Derivative misconduct arises when an employee is aware of information that would allow an employer to identify wrongdoers, but they fail to come forward and provide the employer with such information.
Derivative misconduct is usually applied in the context of strikes where there is a breach of picketing rules, and an employer wants to act against those employees who failed to report breaches of the rules by their fellow employees.
The elements that need to be satisfied for a dismissal based on derivative misconduct to be fair were established in the case of Dunlop Mixing and Technical Services (Pty) Ltd and Others v NUMSA obo Nganezi and Others 2016 ZALCD 9:
“The offence must be proven by the employer as follows:
•The information or knowledge that the employee fails to disclose must be “actual knowledge”;
•Non-disclosure must be deliberate;
•The seriousness of the primary misconduct and the rank of the employee who fails to disclose at most affects the gravity of the non-disclosure;
•A request to disclose information need not be made for the duty to disclose to be triggered, but if a request is made and is refused, culpability is aggravated;
•The employee need not have a common purpose with the perpetrator.”
In the recent case of Ncukana / AF Brands (Pty) Ltd – (2022)31 CCMA 8.37.21 also reported at  7 BALR 737 (CCMA), the Applicant was dismissed after the respondent discovered that nearly R5 000 was missing from a bank bag deposited at a bank by a security firm. The missing money was thereafter found in a bag in the drop safe, which was unaccounted for. Another employee later admitted that she had put the money in the safe and had informed the employee that she had done so. The Applicant was dismissed for failing to inform management of the suspicious conduct of her colleague.

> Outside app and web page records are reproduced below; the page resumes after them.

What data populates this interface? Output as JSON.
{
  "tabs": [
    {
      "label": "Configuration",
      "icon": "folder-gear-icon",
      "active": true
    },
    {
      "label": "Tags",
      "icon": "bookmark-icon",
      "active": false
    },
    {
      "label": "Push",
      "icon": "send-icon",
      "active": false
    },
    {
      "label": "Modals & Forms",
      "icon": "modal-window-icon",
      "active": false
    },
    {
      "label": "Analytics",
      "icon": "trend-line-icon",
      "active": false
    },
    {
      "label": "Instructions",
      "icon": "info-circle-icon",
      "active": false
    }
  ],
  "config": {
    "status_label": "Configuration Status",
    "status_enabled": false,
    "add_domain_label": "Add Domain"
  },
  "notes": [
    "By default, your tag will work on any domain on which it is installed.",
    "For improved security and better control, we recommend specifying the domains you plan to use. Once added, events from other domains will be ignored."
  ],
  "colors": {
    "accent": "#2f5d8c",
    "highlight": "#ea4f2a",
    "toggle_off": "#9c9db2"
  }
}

The Commissioner applied the test established in Dunlop Mixing and Technical services v NUMSA and held that although the concept of derivative misconduct is usually applied in cases of misconduct during strikes, the requirements mentioned above of derivative misconduct were present. The employee’s non-disclosure was deliberate, and she had been requested to make a disclosure.

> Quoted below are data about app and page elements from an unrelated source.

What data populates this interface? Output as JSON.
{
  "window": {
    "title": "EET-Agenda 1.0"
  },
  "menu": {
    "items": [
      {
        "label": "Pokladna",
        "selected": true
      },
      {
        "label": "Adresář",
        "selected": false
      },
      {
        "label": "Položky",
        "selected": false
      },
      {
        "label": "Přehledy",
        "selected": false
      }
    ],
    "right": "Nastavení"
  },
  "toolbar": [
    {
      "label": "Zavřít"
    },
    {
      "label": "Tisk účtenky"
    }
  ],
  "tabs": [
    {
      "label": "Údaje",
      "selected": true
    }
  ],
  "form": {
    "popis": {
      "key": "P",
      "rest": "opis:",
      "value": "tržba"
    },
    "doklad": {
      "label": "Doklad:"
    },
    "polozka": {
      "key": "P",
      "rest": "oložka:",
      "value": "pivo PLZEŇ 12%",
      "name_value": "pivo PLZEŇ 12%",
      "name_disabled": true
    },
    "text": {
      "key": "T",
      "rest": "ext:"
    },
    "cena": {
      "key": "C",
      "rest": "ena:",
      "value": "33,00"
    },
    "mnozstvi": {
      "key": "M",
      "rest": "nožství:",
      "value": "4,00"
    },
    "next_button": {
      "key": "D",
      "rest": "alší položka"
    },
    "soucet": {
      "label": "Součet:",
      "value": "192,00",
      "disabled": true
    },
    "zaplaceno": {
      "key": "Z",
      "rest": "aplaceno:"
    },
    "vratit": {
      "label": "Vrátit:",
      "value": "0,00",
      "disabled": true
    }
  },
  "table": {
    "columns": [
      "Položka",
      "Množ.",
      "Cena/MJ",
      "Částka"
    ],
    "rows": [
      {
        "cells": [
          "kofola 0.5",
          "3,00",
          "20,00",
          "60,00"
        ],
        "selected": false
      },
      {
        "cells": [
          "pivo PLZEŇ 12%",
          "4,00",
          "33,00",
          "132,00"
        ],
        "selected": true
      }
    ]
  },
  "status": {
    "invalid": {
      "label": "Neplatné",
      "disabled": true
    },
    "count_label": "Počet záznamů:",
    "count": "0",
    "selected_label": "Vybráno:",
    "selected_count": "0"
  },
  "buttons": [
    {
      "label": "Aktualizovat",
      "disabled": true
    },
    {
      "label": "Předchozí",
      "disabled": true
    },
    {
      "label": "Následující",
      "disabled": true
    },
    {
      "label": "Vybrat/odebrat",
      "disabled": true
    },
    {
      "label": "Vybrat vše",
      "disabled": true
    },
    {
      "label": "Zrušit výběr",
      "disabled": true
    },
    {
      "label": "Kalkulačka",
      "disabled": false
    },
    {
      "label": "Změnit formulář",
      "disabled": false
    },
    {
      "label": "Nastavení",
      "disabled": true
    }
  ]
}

It was further held that the employee had the responsibility to act honestly, even if it means such honesty exposes the misconduct of others. However, the Applicant had simply behaved in an evasive manner and denied knowledge of the incident. Therefore, it was held that the dismissal was for a fair reason, and the Application was dismissed.
The case of Ncukana / AF Brands reveals that a dismissal regarding derivative misconduct is not confined to just misconduct that occurs during strikes but also misconduct that occurs during the normal scope of employment.
Article by: Raina Doorasamy
Legal Assistant – CEO Durban